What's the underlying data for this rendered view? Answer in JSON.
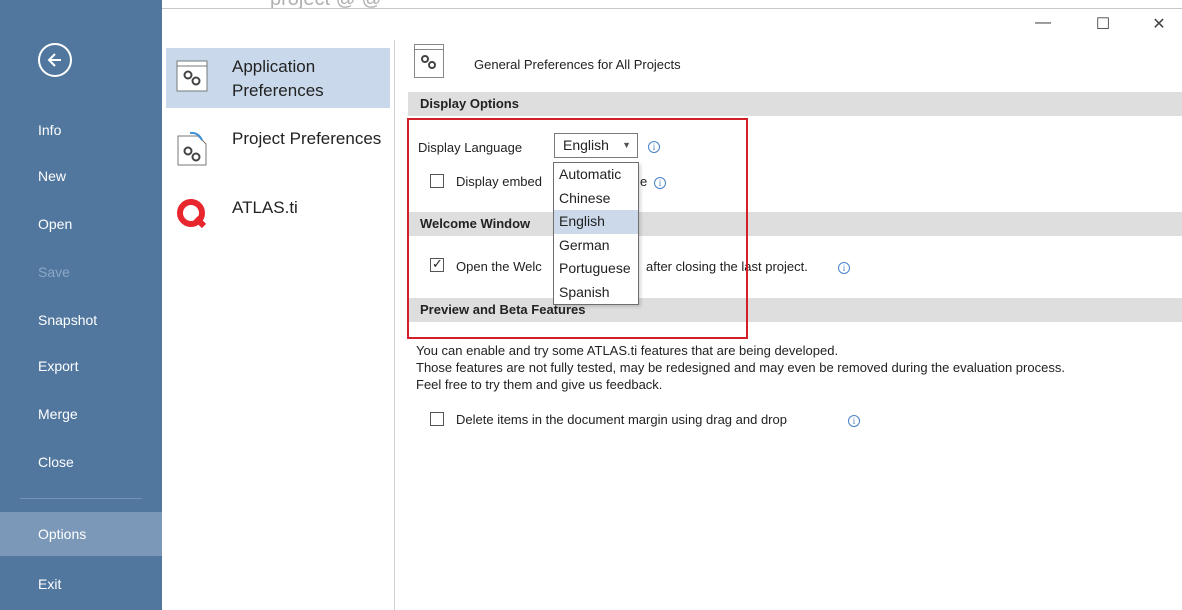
{
  "window": {
    "title_fragment": "project @ @",
    "controls": {
      "minimize": "—",
      "maximize": "☐",
      "close": "✕"
    }
  },
  "nav": {
    "items": [
      {
        "label": "Info"
      },
      {
        "label": "New"
      },
      {
        "label": "Open"
      },
      {
        "label": "Save"
      },
      {
        "label": "Snapshot"
      },
      {
        "label": "Export"
      },
      {
        "label": "Merge"
      },
      {
        "label": "Close"
      },
      {
        "label": "Options"
      },
      {
        "label": "Exit"
      }
    ]
  },
  "categories": [
    {
      "label": "Application Preferences",
      "icon": "gear-window-icon"
    },
    {
      "label": "Project Preferences",
      "icon": "gear-document-icon"
    },
    {
      "label": "ATLAS.ti",
      "icon": "atlas-logo-icon"
    }
  ],
  "content": {
    "header_title": "General Preferences for All Projects",
    "display_options": {
      "title": "Display Options",
      "language_label": "Display Language",
      "language_value": "English",
      "embedded_label_start": "Display embed",
      "embedded_label_end": "e"
    },
    "welcome_window": {
      "title": "Welcome Window",
      "open_label_start": "Open the Welc",
      "open_label_end": "after closing the last project."
    },
    "preview": {
      "title": "Preview and Beta Features",
      "para_1": "You can enable and try some ATLAS.ti features that are being developed.",
      "para_2": "Those features are not fully tested, may be redesigned and may even be removed during the evaluation process.",
      "para_3": "Feel free to try them and give us feedback.",
      "drag_drop_label": "Delete items in the document margin using drag and drop"
    },
    "language_options": [
      "Automatic",
      "Chinese",
      "English",
      "German",
      "Portuguese",
      "Spanish"
    ],
    "language_selected": "English"
  },
  "colors": {
    "nav_bg": "#51779f",
    "nav_active": "#7c98b8",
    "category_selected": "#c9d8ea",
    "section_bg": "#dedede",
    "highlight_box": "#d2202a",
    "atlas_red": "#e8262d"
  }
}
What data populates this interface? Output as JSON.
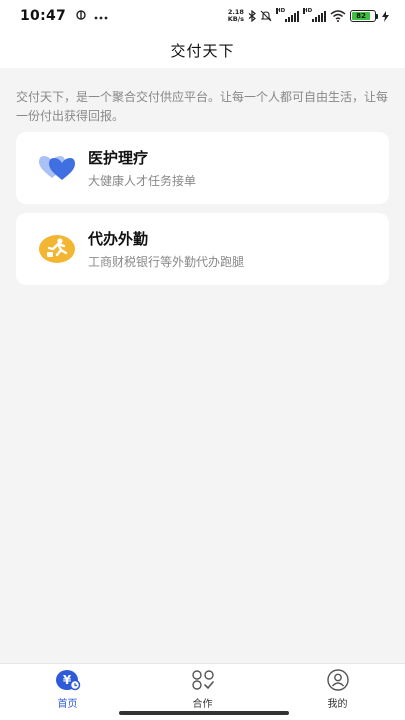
{
  "status_bar": {
    "time": "10:47",
    "left_icons": [
      "wechat-pay-icon",
      "more-dots-icon"
    ],
    "speed_value": "2.18",
    "speed_unit": "KB/s",
    "hd_label": "HD",
    "battery_level": "82",
    "battery_color": "#3fbf3f"
  },
  "header": {
    "title": "交付天下"
  },
  "intro": {
    "text": "交付天下，是一个聚合交付供应平台。让每一个人都可自由生活，让每一份付出获得回报。"
  },
  "cards": [
    {
      "title": "医护理疗",
      "subtitle": "大健康人才任务接单",
      "icon": "heart-icon",
      "icon_color": "#3f6fe0"
    },
    {
      "title": "代办外勤",
      "subtitle": "工商财税银行等外勤代办跑腿",
      "icon": "running-person-icon",
      "icon_color": "#f2b633"
    }
  ],
  "tabbar": {
    "accent": "#2e5bd8",
    "tabs": [
      {
        "label": "首页",
        "icon": "yuan-home-icon",
        "active": true
      },
      {
        "label": "合作",
        "icon": "cooperation-grid-icon",
        "active": false
      },
      {
        "label": "我的",
        "icon": "user-profile-icon",
        "active": false
      }
    ]
  }
}
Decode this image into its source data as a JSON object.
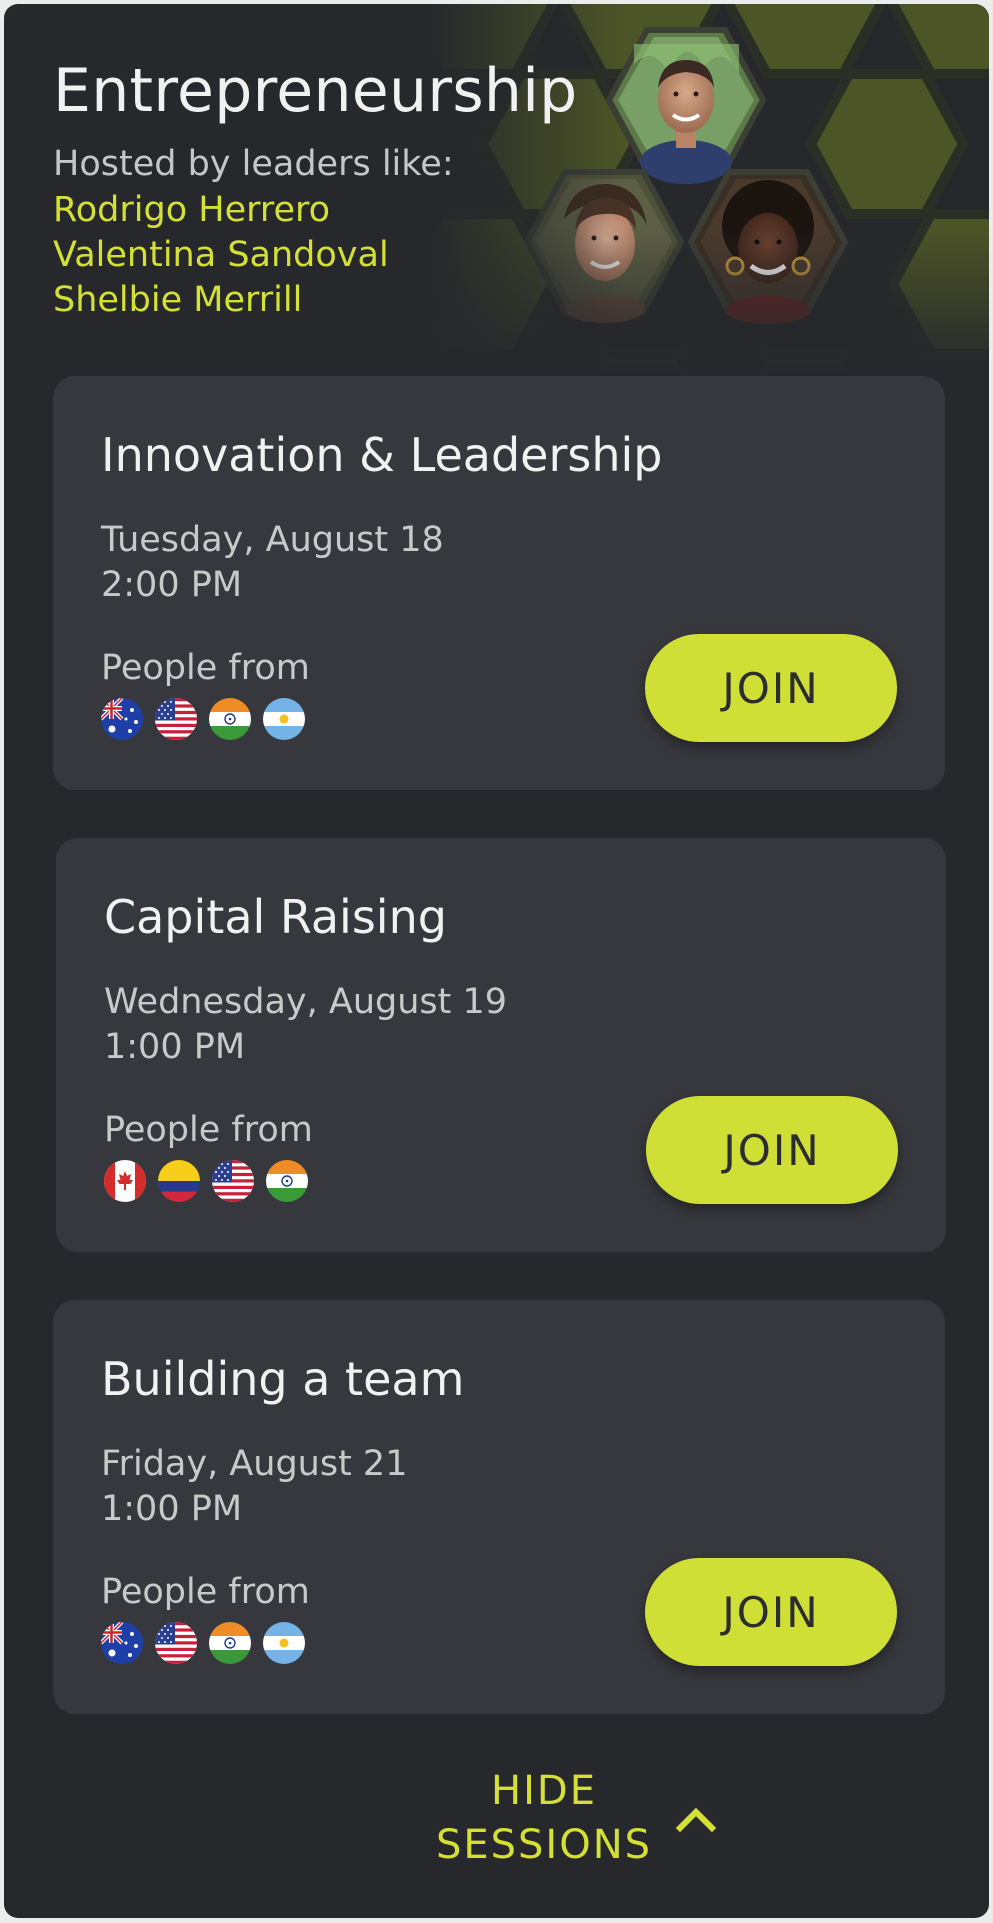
{
  "header": {
    "title": "Entrepreneurship",
    "hosted_label": "Hosted by leaders like:",
    "leaders": [
      "Rodrigo Herrero",
      "Valentina Sandoval",
      "Shelbie Merrill"
    ]
  },
  "sessions": [
    {
      "title": "Innovation & Leadership",
      "date": "Tuesday, August 18",
      "time": "2:00 PM",
      "people_label": "People from",
      "flags": [
        "australia-flag-icon",
        "usa-flag-icon",
        "india-flag-icon",
        "argentina-flag-icon"
      ],
      "join_label": "JOIN"
    },
    {
      "title": "Capital Raising",
      "date": "Wednesday, August 19",
      "time": "1:00 PM",
      "people_label": "People from",
      "flags": [
        "canada-flag-icon",
        "colombia-flag-icon",
        "usa-flag-icon",
        "india-flag-icon"
      ],
      "join_label": "JOIN"
    },
    {
      "title": "Building a team",
      "date": "Friday, August 21",
      "time": "1:00 PM",
      "people_label": "People from",
      "flags": [
        "australia-flag-icon",
        "usa-flag-icon",
        "india-flag-icon",
        "argentina-flag-icon"
      ],
      "join_label": "JOIN"
    }
  ],
  "footer": {
    "hide_line1": "HIDE",
    "hide_line2": "SESSIONS",
    "chevron_icon": "chevron-up-icon"
  },
  "colors": {
    "background": "#26282c",
    "card": "#36383d",
    "accent": "#d4e034",
    "button": "#cfdf35"
  }
}
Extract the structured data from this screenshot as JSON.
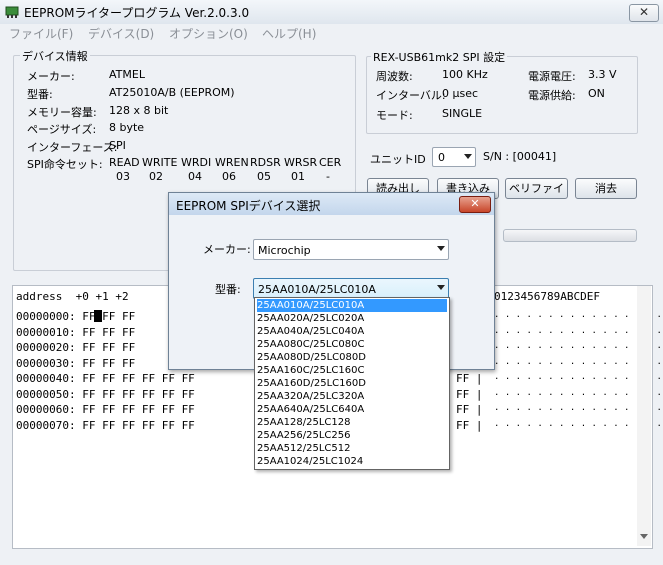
{
  "window": {
    "title": "EEPROMライタープログラム  Ver.2.0.3.0",
    "close_glyph": "✕"
  },
  "menu": [
    "ファイル(F)",
    "デバイス(D)",
    "オプション(O)",
    "ヘルプ(H)"
  ],
  "device_info": {
    "legend": "デバイス情報",
    "rows": [
      {
        "label": "メーカー:",
        "value": "ATMEL"
      },
      {
        "label": "型番:",
        "value": "AT25010A/B  (EEPROM)"
      },
      {
        "label": "メモリー容量:",
        "value": "128 x 8 bit"
      },
      {
        "label": "ページサイズ:",
        "value": "8 byte"
      },
      {
        "label": "インターフェース:",
        "value": "SPI"
      }
    ],
    "spi_label": "SPI命令セット:",
    "spi_cmds": [
      {
        "name": "READ",
        "code": "03"
      },
      {
        "name": "WRITE",
        "code": "02"
      },
      {
        "name": "WRDI",
        "code": "04"
      },
      {
        "name": "WREN",
        "code": "06"
      },
      {
        "name": "RDSR",
        "code": "05"
      },
      {
        "name": "WRSR",
        "code": "01"
      },
      {
        "name": "CER",
        "code": "-"
      }
    ]
  },
  "spi_settings": {
    "legend": "REX-USB61mk2 SPI 設定",
    "freq_label": "周波数:",
    "freq_value": "100 KHz",
    "interval_label": "インターバル:",
    "interval_value": "0 μsec",
    "mode_label": "モード:",
    "mode_value": "SINGLE",
    "voltage_label": "電源電圧:",
    "voltage_value": "3.3 V",
    "supply_label": "電源供給:",
    "supply_value": "ON"
  },
  "unit": {
    "label": "ユニットID",
    "value": "0",
    "sn": "S/N : [00041]"
  },
  "buttons": {
    "read": "読み出し",
    "write": "書き込み",
    "verify": "ベリファイ",
    "erase": "消去"
  },
  "hex": {
    "header_left": "address  +0 +1 +2",
    "header_right": "0123456789ABCDEF",
    "rows": [
      {
        "left": "00000000: FF FF FF",
        "mid": "",
        "right": ". . . . . . . . . . . . . . . ."
      },
      {
        "left": "00000010: FF FF FF",
        "mid": "",
        "right": ". . . . . . . . . . . . . . . ."
      },
      {
        "left": "00000020: FF FF FF",
        "mid": "",
        "right": ". . . . . . . . . . . . . . . ."
      },
      {
        "left": "00000030: FF FF FF",
        "mid": "",
        "right": ". . . . . . . . . . . . . . . ."
      },
      {
        "left": "00000040: FF FF FF FF FF FF",
        "mid": "FF |",
        "right": ". . . . . . . . . . . . . . . ."
      },
      {
        "left": "00000050: FF FF FF FF FF FF",
        "mid": "FF |",
        "right": ". . . . . . . . . . . . . . . ."
      },
      {
        "left": "00000060: FF FF FF FF FF FF",
        "mid": "FF |",
        "right": ". . . . . . . . . . . . . . . ."
      },
      {
        "left": "00000070: FF FF FF FF FF FF",
        "mid": "FF |",
        "right": ". . . . . . . . . . . . . . . ."
      }
    ]
  },
  "dialog": {
    "title": "EEPROM SPIデバイス選択",
    "maker_label": "メーカー:",
    "maker_value": "Microchip",
    "model_label": "型番:",
    "model_value": "25AA010A/25LC010A",
    "options": [
      "25AA010A/25LC010A",
      "25AA020A/25LC020A",
      "25AA040A/25LC040A",
      "25AA080C/25LC080C",
      "25AA080D/25LC080D",
      "25AA160C/25LC160C",
      "25AA160D/25LC160D",
      "25AA320A/25LC320A",
      "25AA640A/25LC640A",
      "25AA128/25LC128",
      "25AA256/25LC256",
      "25AA512/25LC512",
      "25AA1024/25LC1024"
    ],
    "selected_index": 0
  },
  "icons": {
    "app": "chip-icon",
    "dropdown": "chevron-down-icon"
  },
  "colors": {
    "selection": "#3399ff",
    "dialog_close": "#c8462a",
    "menu_disabled": "#8a8f96"
  }
}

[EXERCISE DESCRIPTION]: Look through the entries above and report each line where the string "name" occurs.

[THE COMPLETED TASK]:
        "name": "READ",
        "name": "WRITE",
        "name": "WRDI",
        "name": "WREN",
        "name": "RDSR",
        "name": "WRSR",
        "name": "CER",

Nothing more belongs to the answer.